- Remember that you know more now. Knowing more about cancer and your treatment options can help reduce your anxiety. Think about how much you knew about cancer at your first diagnosis. Compare this to what you know now, such as what treatment involves and what side effects to expect.
- Treatments may have improved. There may be newer drugs or newer methods for treating your cancer or managing side effects since your first diagnosis. Rapid developments in cancer treatment may open up possibilities that had not been available to you previously.
- You've built relationships. You've worked closely with members of your health care team, and you know your way around the hospital or clinic. This can help you feel more comfortable. You've been there before, and you know what to expect.
- You've done this before. Based on your first experience with cancer, you know what's best for you during this time. Whether you needed some time alone or preferred having someone nearby, you can draw on your experience to plan ahead. Take heart in the fact that you were able to do it the first time.
- You can turn to strategies that help. Meditation, yoga, physical activity, journaling and finding support from friends and family members can all be helpful coping tools during this time.
- You can get additional help if you need it. If you're struggling with a cancer recurrence, it might help to reach out to a therapist or counselor who works with people who have cancer.
Some people say that a cancer recurrence can be especially devastating because the strong support system they had after their first cancer diagnosis sometimes evaporates when the cancer recurs. Don't be afraid to reach out to friends and family again and communicate how they can support you.
Also, express your feelings to your health care provider.

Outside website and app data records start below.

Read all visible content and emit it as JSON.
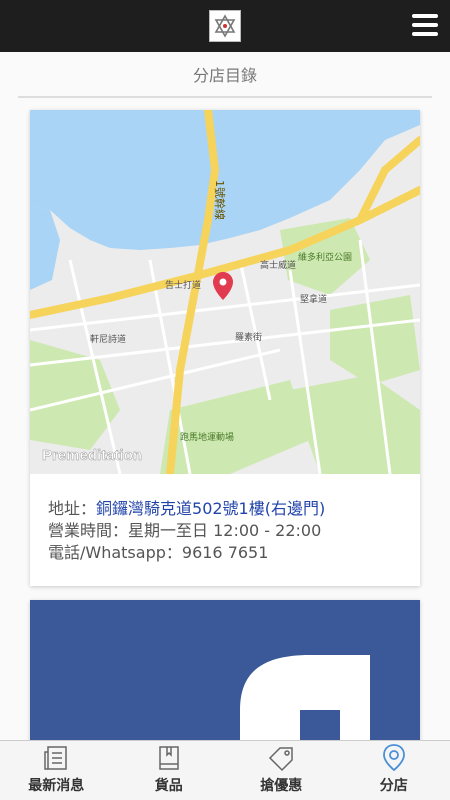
{
  "header": {
    "logo_icon": "hexagram-logo-icon",
    "menu_icon": "hamburger-menu-icon"
  },
  "page": {
    "title": "分店目錄"
  },
  "map": {
    "labels": {
      "road_no1": "1號幹線",
      "gloucester_rd": "告士打道",
      "hennessy": "軒尼詩道",
      "mt_parish": "羅素街",
      "kennedy_rd": "堅拿道",
      "victoria_park": "維多利亞公園",
      "causeway_rd": "高士威道",
      "happy_valley": "跑馬地運動場",
      "watermark": "Premeditation"
    },
    "colors": {
      "water": "#a9d4f5",
      "land": "#ececec",
      "park": "#cde8b0",
      "road_major": "#f6d35a",
      "road_minor": "#ffffff",
      "pin": "#e03b4e"
    }
  },
  "branch": {
    "address_label": "地址：",
    "address_value": "銅鑼灣騎克道502號1樓(右邊門)",
    "hours_label": "營業時間：",
    "hours_value": "星期一至日 12:00 - 22:00",
    "phone_label": "電話/Whatsapp：",
    "phone_value": "9616 7651"
  },
  "promo_card": {
    "icon": "facebook-icon",
    "color": "#3b5998"
  },
  "bottom_nav": {
    "items": [
      {
        "label": "最新消息",
        "icon": "newspaper-icon"
      },
      {
        "label": "貨品",
        "icon": "book-icon"
      },
      {
        "label": "搶優惠",
        "icon": "tag-icon"
      },
      {
        "label": "分店",
        "icon": "map-pin-icon",
        "active": true
      }
    ],
    "active_color": "#4a8fd8"
  }
}
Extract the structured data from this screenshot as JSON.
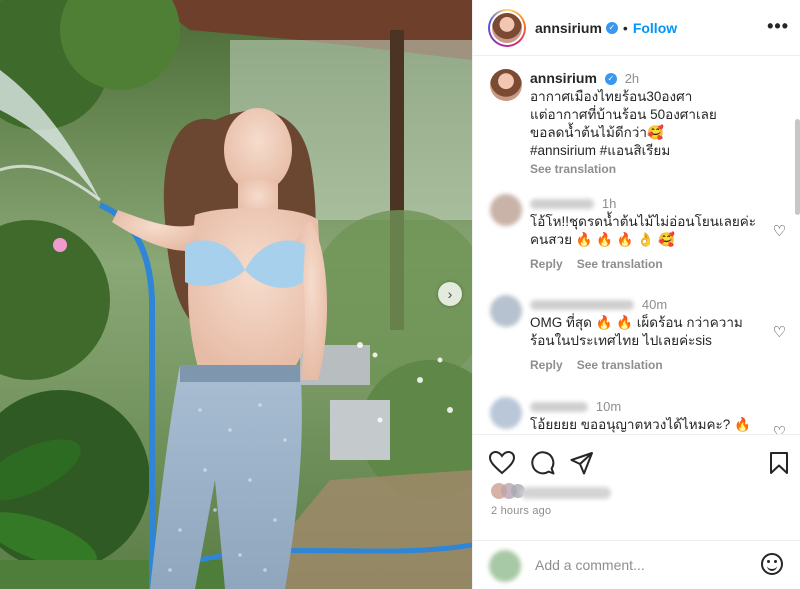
{
  "post": {
    "username": "annsirium",
    "follow_label": "Follow",
    "dot": "•",
    "more_label": "•••"
  },
  "caption": {
    "username": "annsirium",
    "time": "2h",
    "line1": "อากาศเมืองไทยร้อน30องศา",
    "line2": "แต่อากาศที่บ้านร้อน 50องศาเลย",
    "line3": "ขอลดน้ำต้นไม้ดีกว่า🥰",
    "hashtags": "#annsirium #แอนสิเรียม",
    "see_translation": "See translation"
  },
  "comments": [
    {
      "time": "1h",
      "line1": "โอ้โห!!ชุดรดน้ำต้นไม้ไม่อ่อนโยนเลยค่ะ",
      "line2": "คนสวย 🔥 🔥 🔥 👌 🥰",
      "reply": "Reply",
      "see_translation": "See translation"
    },
    {
      "time": "40m",
      "line1": "OMG ที่สุด 🔥 🔥 เผ็ดร้อน กว่าความ",
      "line2": "ร้อนในประเทศไทย ไปเลยค่ะsis",
      "reply": "Reply",
      "see_translation": "See translation"
    },
    {
      "time": "10m",
      "line1": "โอ้ยยยย ขออนุญาตหวงได้ไหมคะ? 🔥"
    }
  ],
  "footer": {
    "ago": "2 hours ago",
    "add_comment_placeholder": "Add a comment..."
  },
  "icons": {
    "next": "›",
    "heart": "♡",
    "verified": "✓"
  },
  "colors": {
    "accent": "#0095f6",
    "text": "#262626",
    "muted": "#8e8e8e",
    "hashtag": "#00376b",
    "verified": "#3897f0"
  }
}
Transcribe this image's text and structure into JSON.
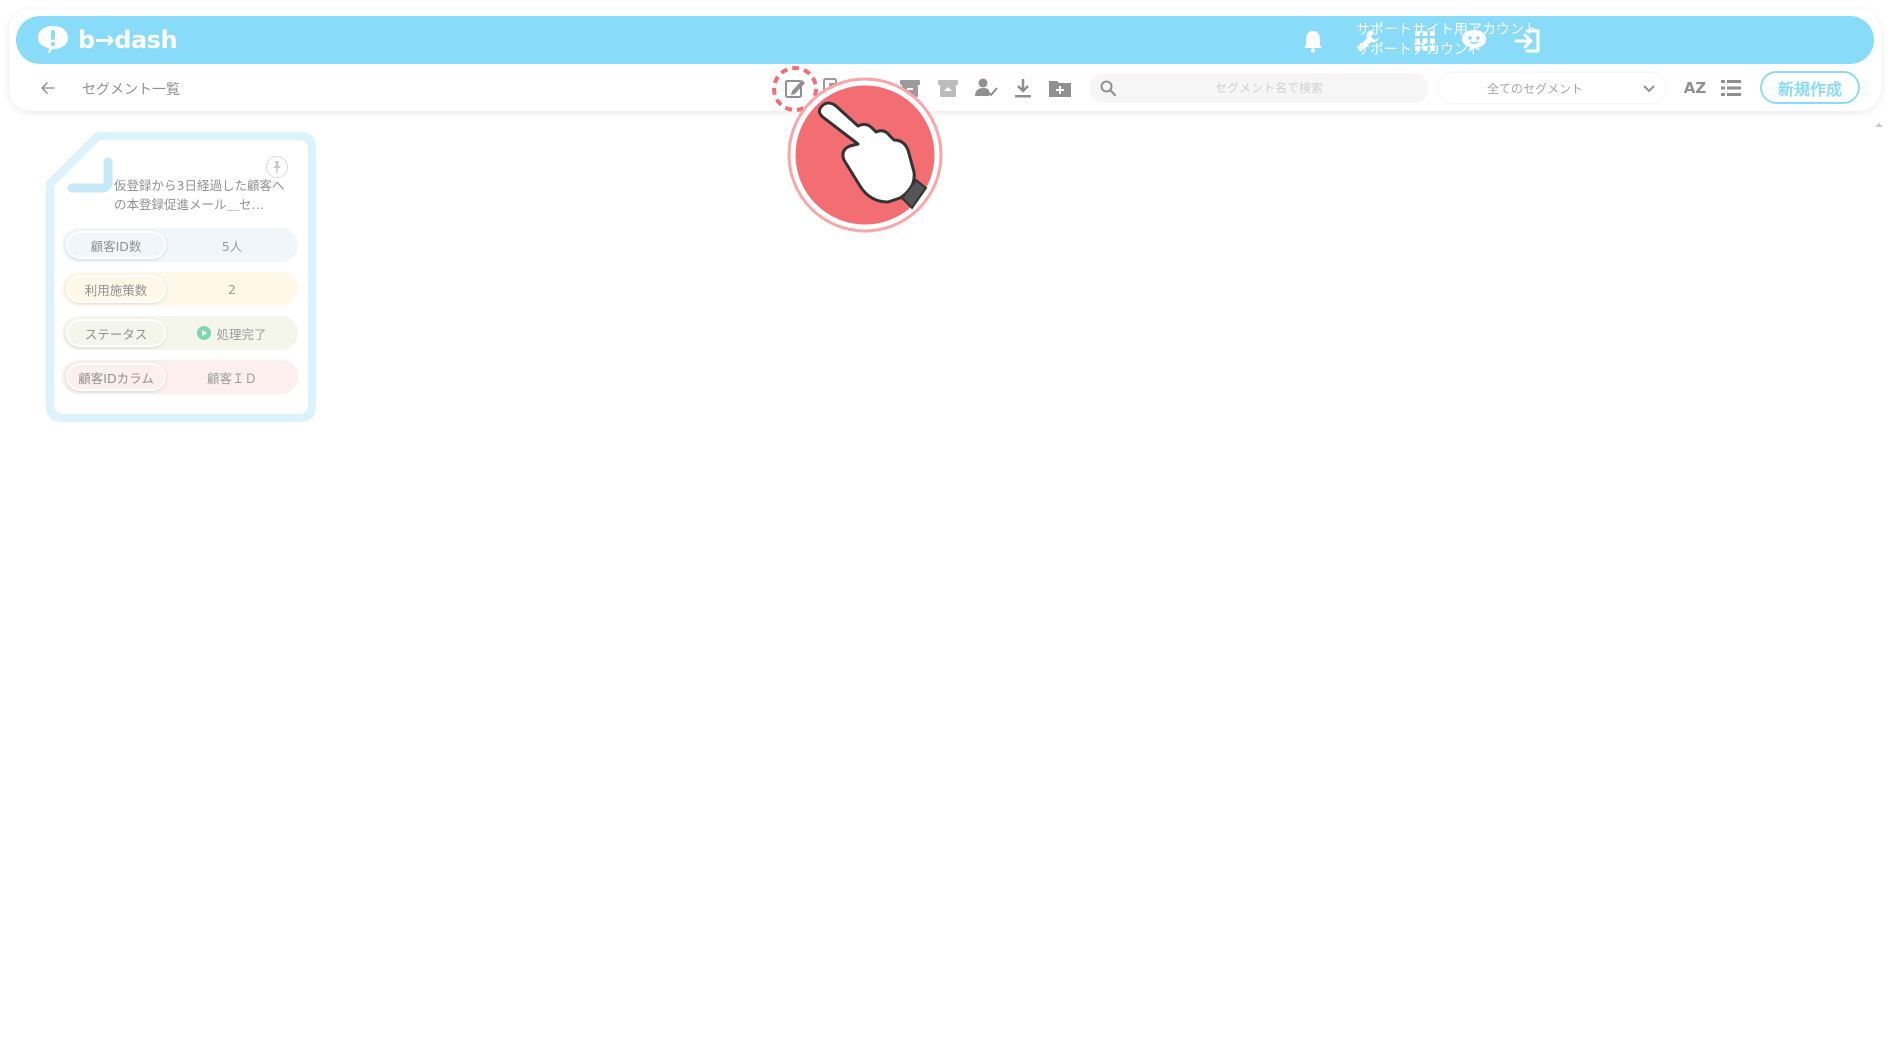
{
  "header": {
    "logo_text": "b→dash",
    "account_line1": "サポートサイト用アカウント",
    "account_line2": "サポートアカウント",
    "icons": [
      "bell-icon",
      "wrench-icon",
      "apps-grid-icon",
      "chat-bot-icon",
      "logout-icon"
    ],
    "color": "#4ac8f7"
  },
  "toolbar": {
    "page_title": "セグメント一覧",
    "icons": [
      "edit-icon",
      "copy-icon",
      "delete-icon",
      "archive-icon",
      "unarchive-icon",
      "user-check-icon",
      "download-icon",
      "folder-add-icon"
    ],
    "search_placeholder": "セグメント名で検索",
    "filter_selected": "全てのセグメント",
    "sort_label": "AZ",
    "new_button": "新規作成"
  },
  "card": {
    "title": "仮登録から3日経過した顧客への本登録促進メール＿セ…",
    "rows": [
      {
        "label": "顧客ID数",
        "value": "5人",
        "color": "#e8f1f8"
      },
      {
        "label": "利用施策数",
        "value": "2",
        "color": "#fff4dc"
      },
      {
        "label": "ステータス",
        "value": "処理完了",
        "color": "#eef2e2"
      },
      {
        "label": "顧客IDカラム",
        "value": "顧客ＩＤ",
        "color": "#fde6e6"
      }
    ],
    "border_color": "#a8ddf5",
    "status_color": "#3cc08a"
  },
  "hint": {
    "color": "#f26e73"
  }
}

The conversation that results can give you a better understanding of your situation, and it can help you make treatment decisions.